┌─ Dataset records

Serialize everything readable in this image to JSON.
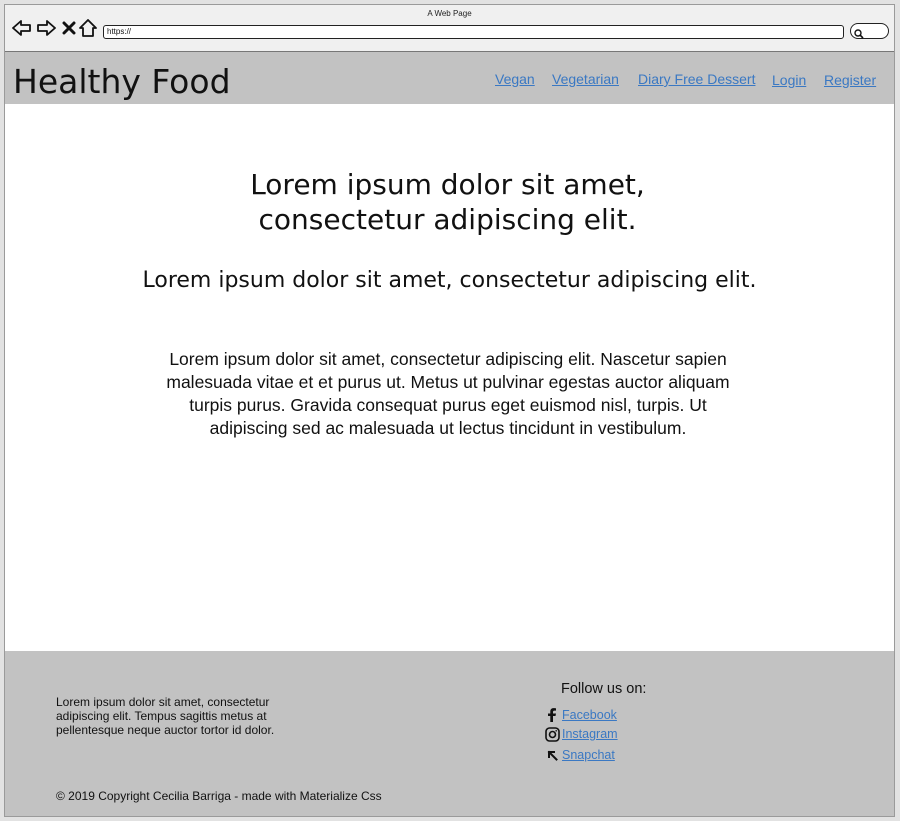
{
  "browser": {
    "window_title": "A Web Page",
    "url": "https://",
    "icons": [
      "back-arrow-icon",
      "forward-arrow-icon",
      "close-x-icon",
      "home-icon",
      "search-icon"
    ]
  },
  "header": {
    "brand": "Healthy Food",
    "nav": [
      {
        "label": "Vegan"
      },
      {
        "label": "Vegetarian"
      },
      {
        "label": "Diary Free Dessert"
      },
      {
        "label": "Login"
      },
      {
        "label": "Register"
      }
    ]
  },
  "main": {
    "heading": "Lorem ipsum dolor sit amet, consectetur adipiscing elit.",
    "subheading": "Lorem ipsum dolor sit amet, consectetur adipiscing elit.",
    "paragraph": "Lorem ipsum dolor sit amet, consectetur adipiscing elit. Nascetur sapien malesuada vitae et et purus ut. Metus ut pulvinar egestas auctor aliquam turpis purus. Gravida consequat purus eget euismod nisl, turpis. Ut adipiscing sed ac malesuada ut lectus tincidunt in vestibulum."
  },
  "footer": {
    "text": "Lorem ipsum dolor sit amet, consectetur adipiscing elit. Tempus sagittis metus at pellentesque neque auctor tortor id dolor.",
    "follow_label": "Follow us on:",
    "social": [
      {
        "label": "Facebook",
        "icon": "facebook-icon"
      },
      {
        "label": "Instagram",
        "icon": "instagram-icon"
      },
      {
        "label": "Snapchat",
        "icon": "snapchat-icon"
      }
    ],
    "copyright": "© 2019 Copyright Cecilia Barriga - made with Materialize Css"
  },
  "colors": {
    "link": "#3a78c3",
    "header_bg": "#c2c2c2",
    "footer_bg": "#c2c2c2",
    "page_bg": "#ffffff"
  }
}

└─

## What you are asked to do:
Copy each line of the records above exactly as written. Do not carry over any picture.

## Response to the exercise:
Serialize everything readable in this image to JSON.
{
  "browser": {
    "window_title": "A Web Page",
    "url": "https://",
    "icons": [
      "back-arrow-icon",
      "forward-arrow-icon",
      "close-x-icon",
      "home-icon",
      "search-icon"
    ]
  },
  "header": {
    "brand": "Healthy Food",
    "nav": [
      {
        "label": "Vegan"
      },
      {
        "label": "Vegetarian"
      },
      {
        "label": "Diary Free Dessert"
      },
      {
        "label": "Login"
      },
      {
        "label": "Register"
      }
    ]
  },
  "main": {
    "heading": "Lorem ipsum dolor sit amet, consectetur adipiscing elit.",
    "subheading": "Lorem ipsum dolor sit amet, consectetur adipiscing elit.",
    "paragraph": "Lorem ipsum dolor sit amet, consectetur adipiscing elit. Nascetur sapien malesuada vitae et et purus ut. Metus ut pulvinar egestas auctor aliquam turpis purus. Gravida consequat purus eget euismod nisl, turpis. Ut adipiscing sed ac malesuada ut lectus tincidunt in vestibulum."
  },
  "footer": {
    "text": "Lorem ipsum dolor sit amet, consectetur adipiscing elit. Tempus sagittis metus at pellentesque neque auctor tortor id dolor.",
    "follow_label": "Follow us on:",
    "social": [
      {
        "label": "Facebook",
        "icon": "facebook-icon"
      },
      {
        "label": "Instagram",
        "icon": "instagram-icon"
      },
      {
        "label": "Snapchat",
        "icon": "snapchat-icon"
      }
    ],
    "copyright": "© 2019 Copyright Cecilia Barriga - made with Materialize Css"
  },
  "colors": {
    "link": "#3a78c3",
    "header_bg": "#c2c2c2",
    "footer_bg": "#c2c2c2",
    "page_bg": "#ffffff"
  }
}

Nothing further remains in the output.